Each year, the world produces about 1,471 pounds 670 kilograms of edible food for every person on the planet. We only eat about half of that. What happens to the rest? This video breaks it down — and gives you a few suggestions for what you can do to fix the problem.
Slow Food USA hosted the first ever Slow Food Nation conference last weekend. You can find coverage at the Ethicurean and Slow Food’s Blog (among others). I finally got around to reading Wendell Berry (forthcoming post on Jayber Crow) and was excited to hear that he came out of seclusion to speak at the conference. Here’s some excerpts reported by Ethicurean:
“I’m not enthusiastic about any presidential candidate…on principle, because there’s too little we can expect from them. If we get a large enough voice, they’ll do the right thing because they have to,” said the poet-philosopher-farmer who “started this whole [movement] thing,” as Schlosser teased him on stage.

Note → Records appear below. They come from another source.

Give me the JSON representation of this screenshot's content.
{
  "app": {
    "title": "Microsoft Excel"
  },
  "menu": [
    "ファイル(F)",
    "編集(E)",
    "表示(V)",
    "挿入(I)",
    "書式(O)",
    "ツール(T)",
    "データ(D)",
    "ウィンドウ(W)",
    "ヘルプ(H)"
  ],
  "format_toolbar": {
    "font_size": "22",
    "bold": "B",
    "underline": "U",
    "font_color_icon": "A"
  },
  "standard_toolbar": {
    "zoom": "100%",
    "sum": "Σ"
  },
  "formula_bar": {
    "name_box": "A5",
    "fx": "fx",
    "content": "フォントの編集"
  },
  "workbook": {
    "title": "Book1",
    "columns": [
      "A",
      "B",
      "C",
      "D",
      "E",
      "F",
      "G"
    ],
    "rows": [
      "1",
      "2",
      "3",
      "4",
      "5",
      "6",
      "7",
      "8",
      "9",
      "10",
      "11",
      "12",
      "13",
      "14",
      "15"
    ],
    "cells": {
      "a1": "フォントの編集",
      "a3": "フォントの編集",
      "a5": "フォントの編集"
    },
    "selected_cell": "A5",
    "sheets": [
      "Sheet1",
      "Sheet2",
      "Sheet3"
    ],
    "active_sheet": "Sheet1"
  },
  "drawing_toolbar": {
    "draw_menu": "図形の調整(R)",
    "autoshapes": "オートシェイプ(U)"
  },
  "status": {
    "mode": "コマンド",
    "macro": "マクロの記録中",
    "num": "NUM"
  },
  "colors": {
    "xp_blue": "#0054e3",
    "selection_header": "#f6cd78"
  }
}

We should seek out things that rely on the cooperative principle instead, like farmers markets and Community Supported Agriculture (CSA) programs. “If you trade with your local hardware store rather than going to Wal-Mart, you’ll be saying, ‘I want you to exist. You and I are neighbors, and I accept responsibility for that connection.’”
I appreciate hearing about the struggles of people of faith and heroes that I look up to. Maybe it’s my dark side that wants to bring people down to my level, but I thought this was nice.
Well, it turns out he’s had his dark moments too. “I gave up on this movement about 1990,” he said. He figured he, his brother, and a few other mavericks like Gene Logsdon would just keep on doing that they did, isolated voices in the wilderness as America shopped itself into a stupor. “But then about about 1994, 1995 I began to look at myself in the mirror and say, ‘Wendell, there are people out there doing what you want them to do! You better go and help them.’” And by “people” he meant regular folks, people “who are farming well, or purchasing intelligently and cooperatively.” While the people on stage with him had acted as catalysts, it’s been virtually a leaderless movement, he pointed out approvingly.
And the hook for the faithful…
Berry refers often to his Christian faith when he writes, but usually in pragmatic rather than dogmatic terms. He ended with his “favorite joke from the Sermon on the Mount — I always love the Gospels for their humor,” the idea that “to love thy neighbor as thyself” is an act of selflessness. Rather, he said, a person becomes a “neighbor” not just because they live next to you, but because they can help you and you them.
The money quote I from what I read was from Eric Schlosser, author of Fast Food Nation.
Responding to Slow Food Nation’s slogan, “Come to the Table,” he pointed out that the people who picked and packed and processed all that lovely lovely food had not been invited, and that most conscious eaters in the audience were probably more concerned with animal rights than human. “Workers need to have a place at the table,” he said. “I don’t care if the tomato is heirloom, if it’s a product of slavery.”
I love it when advertising accidentally tells the truth.
“It’s not a bug, it’s a feature!” The characteristics that Safeway touts are exactly what makes these tomatoes good for transporting long distances. Unfortunately they are also the least tasty and least nutritious for the same reason. Consider this a Freudian slip from a food system that hasn’t tapped into it’s own subconscious yet.
I had read a blurb about the tomato recall and then was surprised by the sign at Chipotle explaining why they had pulled their tomato salsa. Being aware means being mindful. Here’s a round up of links to recalls and safety issues:
“The outbreak involves 57 cases of people sickened primarily in Texas and New Mexico. Seventeen persons have been hospitalized after consuming raw tomatoes and becoming infected with the uncommon Salmonella serotype Saintpaul. An additional 30 reports of illness in Arizona, Colorado, Idaho, Illinois, Indiana, Kansas, and Utah are currently being investigated to determine whether they are also linked to tomatoes.”
An “undetermined” amount of beef products were recalled on May 16, by JSM Meat Holdings Company, Inc., a Chicago, Ill.. “The meat may be contaminated with E. coli O157:H7. The meat was distributed to establishments for further processing in Florida, Georgia, Illinois, Indiana, Iowa, Massachusetts, Michigan, Missouri, Nebraska, Pennsylvania, and Wisconsin. With the involvement of several processing facilities in several states, this is going to be a tough recall to enforce. If you buy commercial beef at the grocery store, or eat out, be sure to follow some good safety tips.”
(HT Eat. Drink. Better. for the links and info)